Every line of the entries that holds the word "Wstaw" is to be copied.

**Provided data**
——
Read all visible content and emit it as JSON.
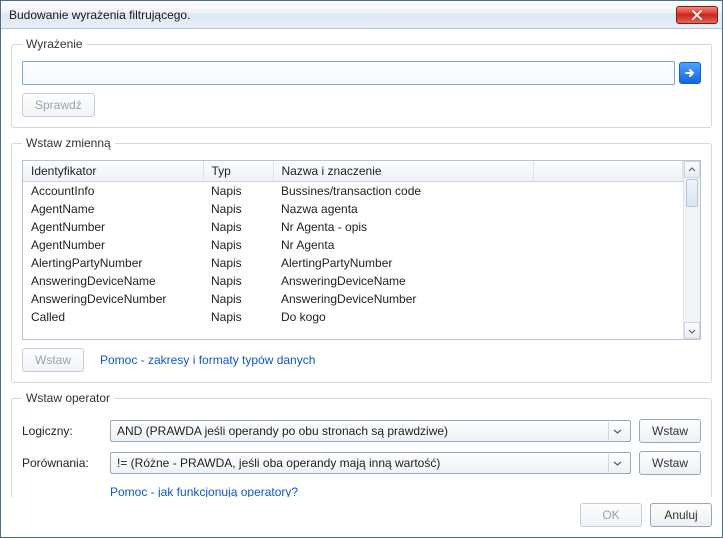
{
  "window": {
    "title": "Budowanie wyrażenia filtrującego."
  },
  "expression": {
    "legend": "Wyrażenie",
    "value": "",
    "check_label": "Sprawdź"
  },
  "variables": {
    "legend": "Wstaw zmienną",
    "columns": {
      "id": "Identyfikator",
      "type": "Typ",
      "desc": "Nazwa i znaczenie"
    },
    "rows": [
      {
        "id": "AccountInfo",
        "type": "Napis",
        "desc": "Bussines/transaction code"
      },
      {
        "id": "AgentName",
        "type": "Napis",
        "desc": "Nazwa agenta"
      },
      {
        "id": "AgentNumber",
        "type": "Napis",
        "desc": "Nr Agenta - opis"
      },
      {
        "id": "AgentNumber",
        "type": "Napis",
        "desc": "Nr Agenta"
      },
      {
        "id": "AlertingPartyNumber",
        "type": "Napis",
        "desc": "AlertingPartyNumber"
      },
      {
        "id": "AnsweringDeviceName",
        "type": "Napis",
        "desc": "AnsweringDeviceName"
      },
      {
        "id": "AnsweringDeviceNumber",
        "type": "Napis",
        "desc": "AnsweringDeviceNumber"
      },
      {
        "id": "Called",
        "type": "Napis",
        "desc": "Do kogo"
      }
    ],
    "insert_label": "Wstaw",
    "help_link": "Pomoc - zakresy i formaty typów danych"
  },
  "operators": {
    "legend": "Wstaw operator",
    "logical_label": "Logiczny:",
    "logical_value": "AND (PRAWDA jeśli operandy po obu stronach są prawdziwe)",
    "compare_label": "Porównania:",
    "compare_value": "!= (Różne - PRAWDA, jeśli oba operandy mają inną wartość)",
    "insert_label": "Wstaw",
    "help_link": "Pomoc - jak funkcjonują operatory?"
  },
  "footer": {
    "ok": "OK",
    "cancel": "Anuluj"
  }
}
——
**Task answer**
    "legend": "Wstaw zmienną",
    "insert_label": "Wstaw",
    "legend": "Wstaw operator",
    "insert_label": "Wstaw",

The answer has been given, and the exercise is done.